Living with SFN can present unique challenges and impact various aspects of daily life. Coping strategies for managing chronic pain and sensory disturbances may include mindfulness practices, pacing activities, and seeking social support from family, friends, and support groups. It’s essential for individuals with SFN to prioritize self-care, monitor symptoms closely, and communicate effectively with healthcare providers to optimize symptom management and overall well-being.

Patient Perspectives and Support Resources

Personal stories and testimonials from individuals living with SFN can provide valuable insights and inspiration for others navigating similar challenges. Patient advocacy organizations, support groups, and online communities offer a wealth of resources, information, and support for individuals affected by SFN and their caregivers. These platforms can help foster connections, share experiences, and empower individuals to advocate for their needs and access appropriate care and support services. The Foundation for Peripheral Neuropathy is an excellent resource for those seeking further information and support.
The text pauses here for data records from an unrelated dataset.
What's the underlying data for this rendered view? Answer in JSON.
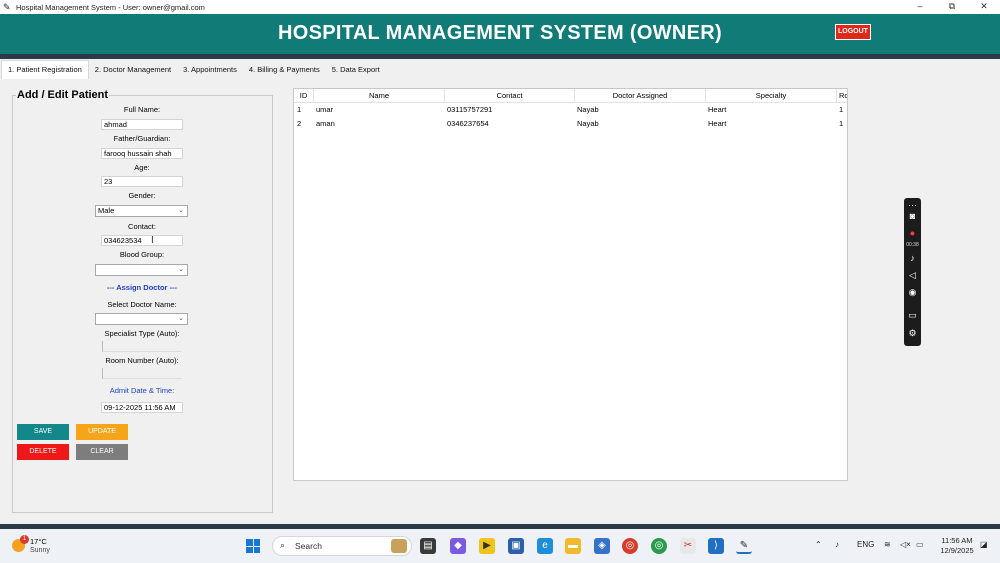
{
  "window": {
    "title": "Hospital Management System - User: owner@gmail.com",
    "minimize": "–",
    "maximize": "⧉",
    "close": "✕"
  },
  "header": {
    "title": "HOSPITAL MANAGEMENT SYSTEM (OWNER)",
    "logout_label": "LOGOUT"
  },
  "tabs": [
    {
      "label": "1. Patient Registration"
    },
    {
      "label": "2. Doctor Management"
    },
    {
      "label": "3. Appointments"
    },
    {
      "label": "4. Billing & Payments"
    },
    {
      "label": "5. Data Export"
    }
  ],
  "form": {
    "title": "Add / Edit Patient",
    "full_name_label": "Full Name:",
    "full_name_value": "ahmad",
    "father_label": "Father/Guardian:",
    "father_value": "farooq hussain shah",
    "age_label": "Age:",
    "age_value": "23",
    "gender_label": "Gender:",
    "gender_value": "Male",
    "contact_label": "Contact:",
    "contact_value": "034623534",
    "blood_label": "Blood Group:",
    "blood_value": "",
    "assign_doctor_heading": "--- Assign Doctor ---",
    "doctor_label": "Select Doctor Name:",
    "doctor_value": "",
    "specialist_label": "Specialist Type (Auto):",
    "room_label": "Room Number (Auto):",
    "admit_label": "Admit Date & Time:",
    "admit_value": "09-12-2025 11:56 AM"
  },
  "buttons": {
    "save": "SAVE",
    "update": "UPDATE",
    "delete": "DELETE",
    "clear": "CLEAR"
  },
  "table": {
    "columns": [
      "ID",
      "Name",
      "Contact",
      "Doctor Assigned",
      "Specialty",
      "Ro"
    ],
    "rows": [
      [
        "1",
        "umar",
        "03115757291",
        "Nayab",
        "Heart",
        "1"
      ],
      [
        "2",
        "aman",
        "0346237654",
        "Nayab",
        "Heart",
        "1"
      ]
    ]
  },
  "recorder": {
    "timer": "00:38"
  },
  "taskbar": {
    "weather_temp": "17°C",
    "weather_cond": "Sunny",
    "weather_badge": "1",
    "search_placeholder": "Search",
    "language": "ENG",
    "time": "11:56 AM",
    "date": "12/9/2025"
  },
  "colors": {
    "header": "#107b77",
    "logout": "#e02818",
    "save": "#13878a",
    "update": "#f6a51a",
    "delete": "#ee1818",
    "clear": "#7d7d7d",
    "link_blue": "#1f3fc8"
  }
}
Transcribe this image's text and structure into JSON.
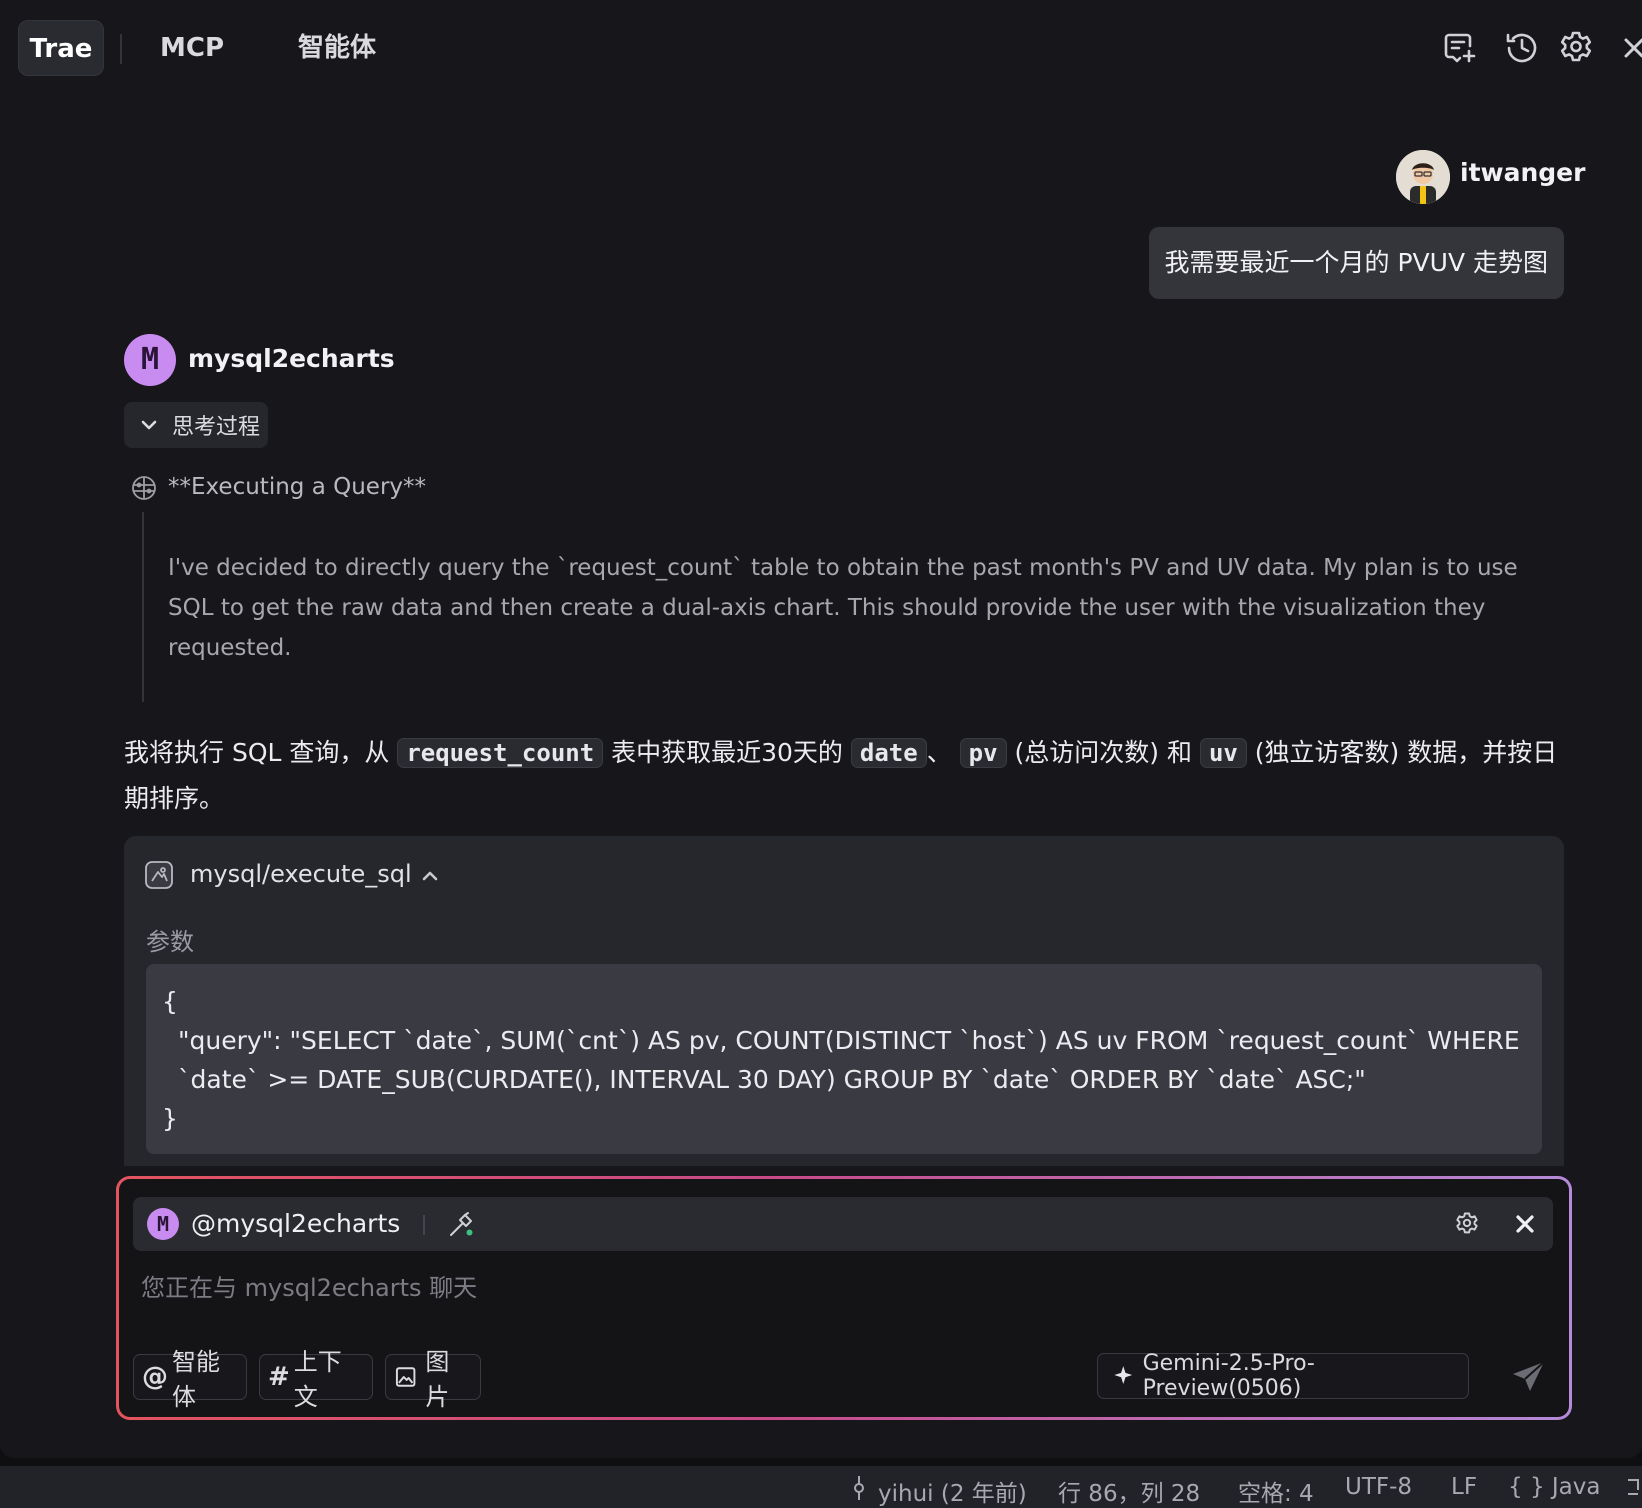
{
  "tabs": {
    "trae": "Trae",
    "mcp": "MCP",
    "agent": "智能体"
  },
  "user": {
    "name": "itwanger",
    "message": "我需要最近一个月的 PVUV 走势图"
  },
  "agent": {
    "avatar_letter": "M",
    "name": "mysql2echarts",
    "thinking_label": "思考过程",
    "thinking_title": "**Executing a Query**",
    "thinking_body": "I've decided to directly query the `request_count` table to obtain the past month's PV and UV data. My plan is to use SQL to get the raw data and then create a dual-axis chart. This should provide the user with the visualization they requested.",
    "answer": {
      "p1": "我将执行 SQL 查询，从",
      "c1": "request_count",
      "p2": "表中获取最近30天的",
      "c2": "date",
      "p3": "、",
      "c3": "pv",
      "p4": "(总访问次数) 和",
      "c4": "uv",
      "p5": "(独立访客数) 数据，并按日期排序。"
    }
  },
  "tool": {
    "name": "mysql/execute_sql",
    "params_label": "参数",
    "open_brace": "{",
    "query_line": "\"query\": \"SELECT `date`, SUM(`cnt`) AS pv, COUNT(DISTINCT `host`) AS uv FROM `request_count` WHERE `date` >= DATE_SUB(CURDATE(), INTERVAL 30 DAY) GROUP BY `date` ORDER BY `date` ASC;\"",
    "close_brace": "}"
  },
  "input": {
    "mention": "@mysql2echarts",
    "placeholder": "您正在与 mysql2echarts 聊天",
    "chips": {
      "agent": "智能体",
      "context": "上下文",
      "image": "图片"
    },
    "chip_symbols": {
      "agent": "@",
      "context": "#"
    },
    "model": "Gemini-2.5-Pro-Preview(0506)"
  },
  "status": {
    "git": "yihui (2 年前)",
    "position": "行 86，列 28",
    "indent": "空格: 4",
    "encoding": "UTF-8",
    "eol": "LF",
    "language": "{ } Java"
  },
  "colors": {
    "accent_agent": "#c88bf0",
    "border_gradient_start": "#e2555e",
    "border_gradient_end": "#b58ad8"
  }
}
SFN is a complex and multifaceted condition that can significantly impact quality of life and daily functioning. By understanding the causes, symptoms, diagnosis, and treatment options for SFN, individuals affected by this condition can better navigate their journey and proactively manage their health and well-being. With a holistic approach to care, including multidisciplinary interventions, lifestyle modifications, and ongoing support, individuals living with small fiber neuropathy can strive to lead fulfilling and meaningful lives despite the challenges they may face. If you or someone you know needs help with the diagnosis or management of SFN, please contact us at Desert Spine and Sports Physicians, where our expert Arizona board-certified physiatrists with fellowship training in Interventional Spine and Musculoskeletal Medicine are experts in helping reduce pain and improve function.



  • Oaklander AL, Lunn MP, Hughes RA, van Schaik IN, Frost C, Chalk CH. Treatments for small fiber neuropathy. Cochrane Database of Systematic Reviews. 2019(7).
  • Yoon M-S, Chan-Smutko G, Green A. Small fiber neuropathy: a burning problem. Cleveland Clinic Journal of Medicine. 2015;82(1):29-31.
  • Finsterer, J., & Scorza, F. A. (2022). Small fiber neuropathy. Acta neurologica Scandinavica, 145(5), 493–503. https://doi.org/10.1111/ane.13591Bottom of Form